To understand the Flying Doctor (as it is often fondly called), you need to understand the environment in which it operates. Australia is a big continent of 7.69 million square kilometres – yet it only has a population of 24 million people. This equates to only three people per square kilometre, a fraction of the population density of countries such as the UK or US. With more than two-thirds of Australia’s population residing along the coastlines, the remaining third live in rural, remote and very remote areas that don’t enjoy the same level of health service provision as metropolitan centres. Country people see a doctor at half the rate, a dentist at one-third of the rate and a mental health specialist at one-fifth the rate of those in the city.
The Flying Doctor was created to solve the problem of health service access and this purpose has kept the Service always evolving, using innovative technology to better service those that live, work and travel in country Australia.
It has traditionally been known for aeromedical rescue, but it is less known that the Flying Doctor has a major focus these days on primary healthcare such as GP services, perinatal/postnatal care, dental and mental health services, and the management of chronic disease to healthy ageing.
The key goal is to reduce the disparity in health outcomes between the city and the bush.
With 23 bases and 77 planes, the Flying Doctor is Australia’s third-largest airline. There are both Pilatus (single prop) and Beechcraft (dual prop) aircraft, and more recently the Flying Doctor welcomed their first three Pilatus PC-24 jets.
The Flying Doctor now also has a vast fleet of road health service vehicles and ambulances to provide non-emergency care. From dental trucks, optical health trucks and patient transport services, the fleet of the Flying Doctor grows to fit need.
On a given day, there are a number of missions that the Flying Doctor performs. In the last 12 months, the Service had more than 350,000 patient contacts.
Aeromedical rescue: If you are in Australia and are injured or need critical hospital care, the Flying Doctor utilises any of 3,000 dirt runways or sealed state highways to reach people needing help and getting them to a tertiary hospital. From car accidents to farm injuries, from premature labour to heart attacks – the Flying Doctor can generally reach anyone within two hours, no matter where they have gotten into trouble.

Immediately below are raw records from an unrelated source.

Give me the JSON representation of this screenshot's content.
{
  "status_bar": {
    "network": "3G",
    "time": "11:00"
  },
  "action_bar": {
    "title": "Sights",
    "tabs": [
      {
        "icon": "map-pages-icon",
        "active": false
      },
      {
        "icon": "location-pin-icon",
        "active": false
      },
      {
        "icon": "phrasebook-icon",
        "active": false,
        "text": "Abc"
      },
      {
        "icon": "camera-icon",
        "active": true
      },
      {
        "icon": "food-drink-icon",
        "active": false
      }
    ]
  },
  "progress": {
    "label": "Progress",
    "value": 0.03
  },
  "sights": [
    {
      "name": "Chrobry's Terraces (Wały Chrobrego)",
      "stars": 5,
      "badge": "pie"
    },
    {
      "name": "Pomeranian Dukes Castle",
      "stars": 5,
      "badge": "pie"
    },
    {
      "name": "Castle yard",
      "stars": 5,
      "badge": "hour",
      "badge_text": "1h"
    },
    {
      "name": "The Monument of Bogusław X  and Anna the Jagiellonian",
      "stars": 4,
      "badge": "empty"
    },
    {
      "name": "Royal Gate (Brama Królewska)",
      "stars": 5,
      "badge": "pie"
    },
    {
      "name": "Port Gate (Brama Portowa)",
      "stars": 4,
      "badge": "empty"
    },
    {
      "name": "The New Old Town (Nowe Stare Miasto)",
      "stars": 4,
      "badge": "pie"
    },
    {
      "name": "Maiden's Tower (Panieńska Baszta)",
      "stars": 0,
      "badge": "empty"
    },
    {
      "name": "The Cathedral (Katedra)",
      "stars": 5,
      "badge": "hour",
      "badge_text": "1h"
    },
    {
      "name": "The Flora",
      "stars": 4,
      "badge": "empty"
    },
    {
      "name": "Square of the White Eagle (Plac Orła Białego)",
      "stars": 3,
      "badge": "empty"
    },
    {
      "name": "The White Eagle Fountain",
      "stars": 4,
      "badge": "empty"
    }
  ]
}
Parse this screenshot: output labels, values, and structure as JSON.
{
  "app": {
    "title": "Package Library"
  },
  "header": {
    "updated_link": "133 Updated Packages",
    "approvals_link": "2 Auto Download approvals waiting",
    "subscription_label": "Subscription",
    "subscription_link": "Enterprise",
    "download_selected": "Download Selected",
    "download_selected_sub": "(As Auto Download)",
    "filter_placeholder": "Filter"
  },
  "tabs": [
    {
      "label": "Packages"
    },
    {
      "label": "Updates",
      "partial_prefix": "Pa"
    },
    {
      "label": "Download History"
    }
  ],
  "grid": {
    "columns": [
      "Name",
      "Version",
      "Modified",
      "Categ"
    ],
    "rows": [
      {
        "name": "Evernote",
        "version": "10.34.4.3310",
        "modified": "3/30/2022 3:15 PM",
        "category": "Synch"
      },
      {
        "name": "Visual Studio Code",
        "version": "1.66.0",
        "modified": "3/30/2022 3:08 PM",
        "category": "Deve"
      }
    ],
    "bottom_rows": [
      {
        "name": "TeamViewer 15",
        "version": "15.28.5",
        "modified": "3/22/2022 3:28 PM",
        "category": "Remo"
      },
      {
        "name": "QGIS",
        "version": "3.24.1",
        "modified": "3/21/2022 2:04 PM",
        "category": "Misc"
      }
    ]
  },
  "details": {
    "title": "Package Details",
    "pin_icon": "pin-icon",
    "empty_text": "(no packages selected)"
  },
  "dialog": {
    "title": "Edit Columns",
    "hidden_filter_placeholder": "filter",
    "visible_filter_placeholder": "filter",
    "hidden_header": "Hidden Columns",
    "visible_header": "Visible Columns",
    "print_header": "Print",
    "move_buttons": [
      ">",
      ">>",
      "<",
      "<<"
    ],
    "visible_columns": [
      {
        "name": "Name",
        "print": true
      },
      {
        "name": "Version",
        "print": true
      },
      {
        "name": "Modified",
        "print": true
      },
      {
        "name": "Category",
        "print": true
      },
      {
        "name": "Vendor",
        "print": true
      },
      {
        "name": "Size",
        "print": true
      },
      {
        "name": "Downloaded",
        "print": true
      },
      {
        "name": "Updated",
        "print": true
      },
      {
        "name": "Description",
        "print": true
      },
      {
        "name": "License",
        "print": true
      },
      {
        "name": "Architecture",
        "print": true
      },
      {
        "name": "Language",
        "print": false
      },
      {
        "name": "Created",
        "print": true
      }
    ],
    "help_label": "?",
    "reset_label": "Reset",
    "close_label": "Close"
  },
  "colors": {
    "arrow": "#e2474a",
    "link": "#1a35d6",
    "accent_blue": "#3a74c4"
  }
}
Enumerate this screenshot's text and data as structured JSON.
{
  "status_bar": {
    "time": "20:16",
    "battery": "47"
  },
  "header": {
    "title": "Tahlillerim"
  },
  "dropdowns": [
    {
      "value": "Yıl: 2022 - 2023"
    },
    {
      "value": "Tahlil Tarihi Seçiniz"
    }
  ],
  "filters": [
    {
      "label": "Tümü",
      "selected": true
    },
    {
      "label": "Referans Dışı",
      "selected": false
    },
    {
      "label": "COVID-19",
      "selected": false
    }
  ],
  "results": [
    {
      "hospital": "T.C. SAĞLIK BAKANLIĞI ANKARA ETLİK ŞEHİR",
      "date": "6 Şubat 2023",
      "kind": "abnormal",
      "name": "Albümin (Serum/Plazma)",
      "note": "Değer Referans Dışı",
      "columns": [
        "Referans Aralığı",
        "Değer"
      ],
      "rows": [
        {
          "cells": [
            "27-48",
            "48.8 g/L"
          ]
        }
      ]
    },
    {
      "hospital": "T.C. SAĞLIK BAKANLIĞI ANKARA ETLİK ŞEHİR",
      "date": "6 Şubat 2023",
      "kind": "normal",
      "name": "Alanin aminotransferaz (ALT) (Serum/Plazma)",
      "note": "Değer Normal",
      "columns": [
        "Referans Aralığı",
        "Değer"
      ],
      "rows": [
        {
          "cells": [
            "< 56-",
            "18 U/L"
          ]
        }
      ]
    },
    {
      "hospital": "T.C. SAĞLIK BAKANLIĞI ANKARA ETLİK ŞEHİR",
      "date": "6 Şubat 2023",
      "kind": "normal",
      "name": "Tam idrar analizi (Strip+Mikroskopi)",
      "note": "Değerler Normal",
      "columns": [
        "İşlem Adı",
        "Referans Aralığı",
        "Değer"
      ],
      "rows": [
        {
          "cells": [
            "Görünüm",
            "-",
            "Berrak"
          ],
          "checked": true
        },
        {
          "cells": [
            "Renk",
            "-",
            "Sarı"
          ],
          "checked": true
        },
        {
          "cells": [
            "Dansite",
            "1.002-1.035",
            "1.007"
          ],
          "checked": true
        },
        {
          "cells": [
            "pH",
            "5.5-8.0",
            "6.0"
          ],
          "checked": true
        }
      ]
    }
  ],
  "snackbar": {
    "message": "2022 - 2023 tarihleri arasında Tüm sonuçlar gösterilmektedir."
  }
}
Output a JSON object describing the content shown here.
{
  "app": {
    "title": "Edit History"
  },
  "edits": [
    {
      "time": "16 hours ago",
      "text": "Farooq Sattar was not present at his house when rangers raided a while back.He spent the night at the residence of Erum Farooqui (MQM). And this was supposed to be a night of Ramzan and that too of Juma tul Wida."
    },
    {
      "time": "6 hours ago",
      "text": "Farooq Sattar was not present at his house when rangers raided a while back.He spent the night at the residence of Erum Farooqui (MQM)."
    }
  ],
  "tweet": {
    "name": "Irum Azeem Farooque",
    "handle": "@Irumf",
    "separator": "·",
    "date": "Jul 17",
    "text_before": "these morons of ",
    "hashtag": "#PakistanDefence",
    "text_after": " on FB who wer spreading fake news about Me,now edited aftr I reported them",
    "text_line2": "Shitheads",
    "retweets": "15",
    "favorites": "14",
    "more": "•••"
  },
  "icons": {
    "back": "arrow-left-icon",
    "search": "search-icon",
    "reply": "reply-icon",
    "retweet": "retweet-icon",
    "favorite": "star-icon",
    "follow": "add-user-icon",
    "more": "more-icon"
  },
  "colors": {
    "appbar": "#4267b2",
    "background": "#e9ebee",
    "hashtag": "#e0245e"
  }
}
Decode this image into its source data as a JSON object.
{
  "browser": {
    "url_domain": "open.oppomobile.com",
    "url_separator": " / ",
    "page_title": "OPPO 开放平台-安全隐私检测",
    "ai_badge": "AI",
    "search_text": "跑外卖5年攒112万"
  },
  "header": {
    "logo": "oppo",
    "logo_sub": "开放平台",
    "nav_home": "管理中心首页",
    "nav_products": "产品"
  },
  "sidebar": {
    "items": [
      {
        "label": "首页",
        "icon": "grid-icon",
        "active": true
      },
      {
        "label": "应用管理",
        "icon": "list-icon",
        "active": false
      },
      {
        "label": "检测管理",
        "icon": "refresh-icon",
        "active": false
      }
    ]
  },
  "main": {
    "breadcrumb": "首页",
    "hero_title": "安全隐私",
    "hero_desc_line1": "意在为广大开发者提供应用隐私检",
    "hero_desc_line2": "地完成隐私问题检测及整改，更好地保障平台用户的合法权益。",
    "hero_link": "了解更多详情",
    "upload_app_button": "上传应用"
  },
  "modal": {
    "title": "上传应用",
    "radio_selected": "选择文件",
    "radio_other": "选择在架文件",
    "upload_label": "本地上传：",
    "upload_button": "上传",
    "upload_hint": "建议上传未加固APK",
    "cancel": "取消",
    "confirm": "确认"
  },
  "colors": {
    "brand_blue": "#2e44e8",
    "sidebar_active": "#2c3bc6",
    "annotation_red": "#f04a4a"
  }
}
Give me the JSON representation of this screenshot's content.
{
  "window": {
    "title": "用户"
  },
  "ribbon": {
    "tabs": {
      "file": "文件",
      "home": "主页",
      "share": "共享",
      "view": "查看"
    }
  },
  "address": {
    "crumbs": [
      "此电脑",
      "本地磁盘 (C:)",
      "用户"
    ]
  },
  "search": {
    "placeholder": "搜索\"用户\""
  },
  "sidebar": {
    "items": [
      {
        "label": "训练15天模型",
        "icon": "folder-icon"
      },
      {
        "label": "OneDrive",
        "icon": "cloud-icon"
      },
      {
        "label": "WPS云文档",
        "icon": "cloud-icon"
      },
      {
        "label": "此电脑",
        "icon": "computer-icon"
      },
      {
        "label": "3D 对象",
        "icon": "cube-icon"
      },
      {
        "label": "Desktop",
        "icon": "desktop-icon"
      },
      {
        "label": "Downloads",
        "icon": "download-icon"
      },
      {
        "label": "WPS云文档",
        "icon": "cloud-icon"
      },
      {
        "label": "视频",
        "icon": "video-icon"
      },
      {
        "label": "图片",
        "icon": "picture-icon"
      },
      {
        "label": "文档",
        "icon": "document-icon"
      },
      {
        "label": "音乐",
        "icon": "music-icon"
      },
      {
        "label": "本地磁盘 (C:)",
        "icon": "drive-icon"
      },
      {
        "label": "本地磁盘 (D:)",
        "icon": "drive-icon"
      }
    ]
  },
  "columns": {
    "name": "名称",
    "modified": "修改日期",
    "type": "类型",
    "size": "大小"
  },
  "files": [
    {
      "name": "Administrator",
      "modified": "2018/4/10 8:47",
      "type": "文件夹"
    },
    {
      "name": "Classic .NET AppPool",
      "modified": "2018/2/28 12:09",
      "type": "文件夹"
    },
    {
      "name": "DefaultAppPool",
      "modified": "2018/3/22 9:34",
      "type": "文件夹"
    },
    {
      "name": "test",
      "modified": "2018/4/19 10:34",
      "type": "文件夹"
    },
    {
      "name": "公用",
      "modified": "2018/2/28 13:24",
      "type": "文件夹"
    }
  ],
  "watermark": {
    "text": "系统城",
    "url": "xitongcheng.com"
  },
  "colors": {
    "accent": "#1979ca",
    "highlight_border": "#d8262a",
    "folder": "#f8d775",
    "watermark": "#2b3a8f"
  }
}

Primary healthcare clinics: every single day of the year, the Flying Doctor provides clinics to 44 remote communities. This regular service brings health professionals to areas that simply don’t have them and will include not just a GP, but often also a dentist, a mental health worker or a physiotherapist.
Telehealth and pharmaceutical services: with people often living several hours from their closest township, telehealth services are a vital way for many Australians to be able to speak to a doctor and get assistance. The Flying Doctor has a 24/7 telehealth service, so patients can talk to a doctor and not just get advice, but also get directed to pharmaceuticals in one of the more than 3,500 medical chests that are strategically located across the country.
Drive-in services: based on need, the Flying Doctor now has dental trucks that drive into a remote community that has no access to a dentist, and stay for one to two weeks at a time to provide this important service to locals. Returning every six months, they can help educate their patients on dental hygiene and also repair and restore teeth/gum health. Also based on need, the Flying Doctor now provides daily non-emergency patient transport, helping get people to specialist care when needed.
The Royal Flying Doctor Service is always pushing the boundaries of technology – in fact, the Flying Doctor was the first civilian organisation to use aircraft for medical evacuations back in the 1920s and also the first to use the pedal radio – back when there was simply no communication lines other than horseback.
Today, the Flying Doctor uses advanced communications systems and satellites, the latest technology in both fleet and medical equipment, and is always exploring new medical devices that can help to improve the disparity in health outcomes between the city and the bush.
Secrets to success
Lana Mitchell, Director of Communications for the RFDS, said: “The Royal Flying Doctor Service has been voted the most reputable Australian charity for eight years running. Our success has always gone back to the professionalism and dedication of our staff, the close relationship we have with rural communities to provide vitally needed emergency and primary healthcare services, and the determination to provide service in areas where climate, distance and landscapes can make it very difficult.”
There will always be work for the Flying Doctor – but the next 10 years will be challenging as the Australian population ages and the need for chronic disease management and aged healthcare increases.
According to the stats, 11.8 million Australians currently live with at least one chronic illness, with 2028 forecasts equalling 13.8 million, a national increase of 15.6 per cent. Yet chronic illness prevalence is forecast to remain higher in remote Australia than metropolitan areas. Preventative healthcare services are therefore becoming increasingly important for the Flying Doctor.